--- Source material ---

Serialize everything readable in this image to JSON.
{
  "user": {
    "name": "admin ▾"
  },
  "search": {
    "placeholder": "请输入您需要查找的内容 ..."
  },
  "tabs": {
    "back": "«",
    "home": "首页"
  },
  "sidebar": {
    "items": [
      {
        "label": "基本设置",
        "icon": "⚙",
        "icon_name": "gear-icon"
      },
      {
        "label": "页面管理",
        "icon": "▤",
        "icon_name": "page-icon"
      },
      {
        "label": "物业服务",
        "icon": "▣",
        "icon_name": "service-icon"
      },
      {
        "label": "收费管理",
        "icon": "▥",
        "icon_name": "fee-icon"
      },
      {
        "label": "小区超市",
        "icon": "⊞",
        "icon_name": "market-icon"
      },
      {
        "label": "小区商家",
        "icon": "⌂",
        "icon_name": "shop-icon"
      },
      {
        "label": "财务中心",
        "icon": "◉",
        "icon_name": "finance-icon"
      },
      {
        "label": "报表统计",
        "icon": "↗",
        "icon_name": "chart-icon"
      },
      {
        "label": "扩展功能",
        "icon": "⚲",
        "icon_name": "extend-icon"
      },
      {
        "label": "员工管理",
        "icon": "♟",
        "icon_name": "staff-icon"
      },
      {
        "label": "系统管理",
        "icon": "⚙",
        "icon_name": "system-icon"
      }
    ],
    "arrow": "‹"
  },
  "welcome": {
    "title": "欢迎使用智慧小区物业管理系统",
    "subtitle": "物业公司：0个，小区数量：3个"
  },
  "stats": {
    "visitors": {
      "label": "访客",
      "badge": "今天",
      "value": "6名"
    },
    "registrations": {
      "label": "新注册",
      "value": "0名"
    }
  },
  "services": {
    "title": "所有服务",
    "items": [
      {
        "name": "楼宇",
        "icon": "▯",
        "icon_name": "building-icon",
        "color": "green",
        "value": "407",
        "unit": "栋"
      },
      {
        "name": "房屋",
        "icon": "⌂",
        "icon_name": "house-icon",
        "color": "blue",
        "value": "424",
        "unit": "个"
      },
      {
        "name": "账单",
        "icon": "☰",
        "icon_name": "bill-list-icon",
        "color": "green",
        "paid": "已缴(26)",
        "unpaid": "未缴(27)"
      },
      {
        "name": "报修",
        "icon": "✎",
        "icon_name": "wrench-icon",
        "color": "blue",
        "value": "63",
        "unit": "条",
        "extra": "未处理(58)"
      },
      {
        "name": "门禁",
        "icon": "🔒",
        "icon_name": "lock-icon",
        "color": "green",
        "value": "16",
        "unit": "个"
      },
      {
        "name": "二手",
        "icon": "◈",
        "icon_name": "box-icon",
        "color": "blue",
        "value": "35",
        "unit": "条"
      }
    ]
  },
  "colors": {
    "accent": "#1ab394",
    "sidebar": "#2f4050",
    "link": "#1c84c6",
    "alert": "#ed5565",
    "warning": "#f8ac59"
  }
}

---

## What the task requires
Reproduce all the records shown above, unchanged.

## Exercise response
Serialize everything readable in this image to JSON.
{
  "user": {
    "name": "admin ▾"
  },
  "search": {
    "placeholder": "请输入您需要查找的内容 ..."
  },
  "tabs": {
    "back": "«",
    "home": "首页"
  },
  "sidebar": {
    "items": [
      {
        "label": "基本设置",
        "icon": "⚙",
        "icon_name": "gear-icon"
      },
      {
        "label": "页面管理",
        "icon": "▤",
        "icon_name": "page-icon"
      },
      {
        "label": "物业服务",
        "icon": "▣",
        "icon_name": "service-icon"
      },
      {
        "label": "收费管理",
        "icon": "▥",
        "icon_name": "fee-icon"
      },
      {
        "label": "小区超市",
        "icon": "⊞",
        "icon_name": "market-icon"
      },
      {
        "label": "小区商家",
        "icon": "⌂",
        "icon_name": "shop-icon"
      },
      {
        "label": "财务中心",
        "icon": "◉",
        "icon_name": "finance-icon"
      },
      {
        "label": "报表统计",
        "icon": "↗",
        "icon_name": "chart-icon"
      },
      {
        "label": "扩展功能",
        "icon": "⚲",
        "icon_name": "extend-icon"
      },
      {
        "label": "员工管理",
        "icon": "♟",
        "icon_name": "staff-icon"
      },
      {
        "label": "系统管理",
        "icon": "⚙",
        "icon_name": "system-icon"
      }
    ],
    "arrow": "‹"
  },
  "welcome": {
    "title": "欢迎使用智慧小区物业管理系统",
    "subtitle": "物业公司：0个，小区数量：3个"
  },
  "stats": {
    "visitors": {
      "label": "访客",
      "badge": "今天",
      "value": "6名"
    },
    "registrations": {
      "label": "新注册",
      "value": "0名"
    }
  },
  "services": {
    "title": "所有服务",
    "items": [
      {
        "name": "楼宇",
        "icon": "▯",
        "icon_name": "building-icon",
        "color": "green",
        "value": "407",
        "unit": "栋"
      },
      {
        "name": "房屋",
        "icon": "⌂",
        "icon_name": "house-icon",
        "color": "blue",
        "value": "424",
        "unit": "个"
      },
      {
        "name": "账单",
        "icon": "☰",
        "icon_name": "bill-list-icon",
        "color": "green",
        "paid": "已缴(26)",
        "unpaid": "未缴(27)"
      },
      {
        "name": "报修",
        "icon": "✎",
        "icon_name": "wrench-icon",
        "color": "blue",
        "value": "63",
        "unit": "条",
        "extra": "未处理(58)"
      },
      {
        "name": "门禁",
        "icon": "🔒",
        "icon_name": "lock-icon",
        "color": "green",
        "value": "16",
        "unit": "个"
      },
      {
        "name": "二手",
        "icon": "◈",
        "icon_name": "box-icon",
        "color": "blue",
        "value": "35",
        "unit": "条"
      }
    ]
  },
  "colors": {
    "accent": "#1ab394",
    "sidebar": "#2f4050",
    "link": "#1c84c6",
    "alert": "#ed5565",
    "warning": "#f8ac59"
  }
}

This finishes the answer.